Archive for December 2005

If You Are Wondering Why We Haven’t Reached a Point of Autocatalysis Sufficient to Make Up for All the Entrenched Stupidity, Here’s Some New Academic Disciplines Trying to Find the Answer

A long-time friend and colleague valued for many reasons, not the least of which is the expansive range of his scholarly interests, writes:
I often get lost in the soup of new economic titles that try to capture the behavioral side of economics, an area that has languished until recently. Books on neuroeconomics, behavioral economics, [...]

While the Greedy Merchandisers of Children’s Electronic Entertainment Are Counting Their Shekels, Their Viewers—or So It Appears to Grammie and Me—Are Simply Learning to Count

I see by today’s New York Times that there is a hubbub brewing over whether electronic entertainment is a good thing or a bad thing for infants and toddlers.
That there is a hubbub over the issue of whether electronic entertainment is a good or a bad thing doesn’t surprise me one iota.
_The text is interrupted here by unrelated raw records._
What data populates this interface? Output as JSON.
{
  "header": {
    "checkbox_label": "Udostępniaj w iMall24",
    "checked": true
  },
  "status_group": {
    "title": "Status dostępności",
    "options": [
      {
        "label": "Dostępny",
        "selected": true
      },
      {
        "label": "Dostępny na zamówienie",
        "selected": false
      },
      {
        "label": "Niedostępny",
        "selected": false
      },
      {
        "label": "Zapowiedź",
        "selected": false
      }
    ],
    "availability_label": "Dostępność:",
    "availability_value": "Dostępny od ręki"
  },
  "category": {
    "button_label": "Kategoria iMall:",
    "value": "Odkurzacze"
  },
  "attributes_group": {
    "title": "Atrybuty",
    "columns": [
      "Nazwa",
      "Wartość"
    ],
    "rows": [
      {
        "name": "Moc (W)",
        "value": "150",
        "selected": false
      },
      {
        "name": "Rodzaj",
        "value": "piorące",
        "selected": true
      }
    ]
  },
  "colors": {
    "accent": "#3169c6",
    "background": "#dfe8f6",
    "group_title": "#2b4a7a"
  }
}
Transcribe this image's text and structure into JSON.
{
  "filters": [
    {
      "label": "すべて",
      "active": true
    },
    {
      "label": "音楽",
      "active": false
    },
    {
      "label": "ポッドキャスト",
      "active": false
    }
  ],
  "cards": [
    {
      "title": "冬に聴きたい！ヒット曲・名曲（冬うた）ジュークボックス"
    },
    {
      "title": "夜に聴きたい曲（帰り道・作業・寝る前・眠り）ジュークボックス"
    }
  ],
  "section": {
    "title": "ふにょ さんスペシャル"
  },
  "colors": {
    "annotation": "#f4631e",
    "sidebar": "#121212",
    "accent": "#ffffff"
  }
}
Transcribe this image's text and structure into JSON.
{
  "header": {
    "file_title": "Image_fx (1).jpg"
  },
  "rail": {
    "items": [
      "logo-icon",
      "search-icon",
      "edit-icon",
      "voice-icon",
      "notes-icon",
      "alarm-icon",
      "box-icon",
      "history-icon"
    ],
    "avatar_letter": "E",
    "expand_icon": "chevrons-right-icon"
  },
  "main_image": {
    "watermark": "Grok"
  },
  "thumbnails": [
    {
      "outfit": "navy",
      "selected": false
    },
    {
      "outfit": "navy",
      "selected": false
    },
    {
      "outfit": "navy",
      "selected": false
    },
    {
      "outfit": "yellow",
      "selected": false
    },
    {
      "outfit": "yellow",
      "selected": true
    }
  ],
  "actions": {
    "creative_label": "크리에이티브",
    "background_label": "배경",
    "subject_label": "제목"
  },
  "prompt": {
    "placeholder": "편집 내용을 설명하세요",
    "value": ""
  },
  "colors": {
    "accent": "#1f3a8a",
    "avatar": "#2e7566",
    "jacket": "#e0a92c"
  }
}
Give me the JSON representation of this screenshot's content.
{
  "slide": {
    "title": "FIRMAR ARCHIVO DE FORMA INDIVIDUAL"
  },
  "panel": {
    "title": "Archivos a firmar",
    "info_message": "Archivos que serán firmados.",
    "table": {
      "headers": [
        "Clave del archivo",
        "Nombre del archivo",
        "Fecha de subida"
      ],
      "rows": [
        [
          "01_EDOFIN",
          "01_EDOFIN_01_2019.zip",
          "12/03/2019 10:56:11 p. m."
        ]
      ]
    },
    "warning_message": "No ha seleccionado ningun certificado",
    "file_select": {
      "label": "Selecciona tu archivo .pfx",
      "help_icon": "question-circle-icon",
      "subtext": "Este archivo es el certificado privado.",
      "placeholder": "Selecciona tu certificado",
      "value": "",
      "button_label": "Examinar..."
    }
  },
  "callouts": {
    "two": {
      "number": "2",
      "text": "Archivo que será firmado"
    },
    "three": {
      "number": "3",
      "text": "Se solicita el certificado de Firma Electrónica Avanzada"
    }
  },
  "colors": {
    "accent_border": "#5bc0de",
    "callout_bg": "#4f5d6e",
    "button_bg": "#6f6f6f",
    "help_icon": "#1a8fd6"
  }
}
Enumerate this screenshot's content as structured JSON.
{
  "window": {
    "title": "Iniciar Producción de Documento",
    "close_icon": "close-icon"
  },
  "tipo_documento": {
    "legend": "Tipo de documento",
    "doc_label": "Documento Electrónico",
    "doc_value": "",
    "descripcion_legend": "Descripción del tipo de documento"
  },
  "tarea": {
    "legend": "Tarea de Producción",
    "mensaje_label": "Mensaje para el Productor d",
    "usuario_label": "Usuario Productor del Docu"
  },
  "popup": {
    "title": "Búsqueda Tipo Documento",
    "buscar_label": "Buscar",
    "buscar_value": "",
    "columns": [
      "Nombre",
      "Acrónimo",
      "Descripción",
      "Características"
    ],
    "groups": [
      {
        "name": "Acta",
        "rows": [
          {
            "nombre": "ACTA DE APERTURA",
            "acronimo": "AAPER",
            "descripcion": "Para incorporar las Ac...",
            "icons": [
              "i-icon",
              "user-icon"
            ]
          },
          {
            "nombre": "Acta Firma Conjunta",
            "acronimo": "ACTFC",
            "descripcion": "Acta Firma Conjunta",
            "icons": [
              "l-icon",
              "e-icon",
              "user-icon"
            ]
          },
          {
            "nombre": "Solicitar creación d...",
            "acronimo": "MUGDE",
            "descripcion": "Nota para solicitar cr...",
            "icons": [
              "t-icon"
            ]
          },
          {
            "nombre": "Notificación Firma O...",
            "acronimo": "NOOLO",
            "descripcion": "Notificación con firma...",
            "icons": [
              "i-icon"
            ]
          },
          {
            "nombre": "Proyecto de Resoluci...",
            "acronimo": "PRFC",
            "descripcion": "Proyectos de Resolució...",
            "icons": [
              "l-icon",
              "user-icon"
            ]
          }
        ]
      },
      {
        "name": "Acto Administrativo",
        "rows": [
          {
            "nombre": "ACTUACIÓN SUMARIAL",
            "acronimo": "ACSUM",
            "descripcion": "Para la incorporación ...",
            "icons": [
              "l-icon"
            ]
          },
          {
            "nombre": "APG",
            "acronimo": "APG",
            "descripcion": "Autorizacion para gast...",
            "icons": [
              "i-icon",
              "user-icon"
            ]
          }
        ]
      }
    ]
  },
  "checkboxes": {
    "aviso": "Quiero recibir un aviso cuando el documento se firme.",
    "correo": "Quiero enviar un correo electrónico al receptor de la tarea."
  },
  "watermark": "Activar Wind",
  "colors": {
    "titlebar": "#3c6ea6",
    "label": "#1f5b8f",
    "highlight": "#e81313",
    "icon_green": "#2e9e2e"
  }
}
As a society, [...]

Here’s a Book that Supports “The Best Guess I’ve Ever Had”: That No One Really Has Much of a Clue About What’s Supposed to Be Happening Here; That Everyone Is Guessing

Anyone—and it might be anytwo, or at best anyfive or anysix—who has been paying attention to the progressive content of my thinking through the years understands that I’ve been on some sort of journey.
It is my belief that it is not all that remote from a journey that most all who have ever lived participate [...]

Our Reader in Jakarta Reminds Us of Michael Persinger’s Quest for “the God Spot” in the Brain

Alyson Capreol in Jakarta writes:
Per your religion discussion … have you ever read Neuropsychological Bases of God Beliefs by Michael Persinger? I read it many many years ago while at University. The author, a professor at Laurentian University in Canada, got repeated “GOD” experiences while putting an electrical impulse through the temporal lobe [...]

If Everything is Progressing Like the Idea of Progress Suggests It Should Be, Why Does It Feel Like Things Are Going Well for Only A Few?

This past week, I chanced upon two mostly forgotten books, and probably would not have spent much time with either had not both mentioned—on the very first page—an event that itself has been mostly long forgotten: the Century of Progress Exposition that the city of Chicago staged in 1933-34 to commemorate the 100th anniversary of [...]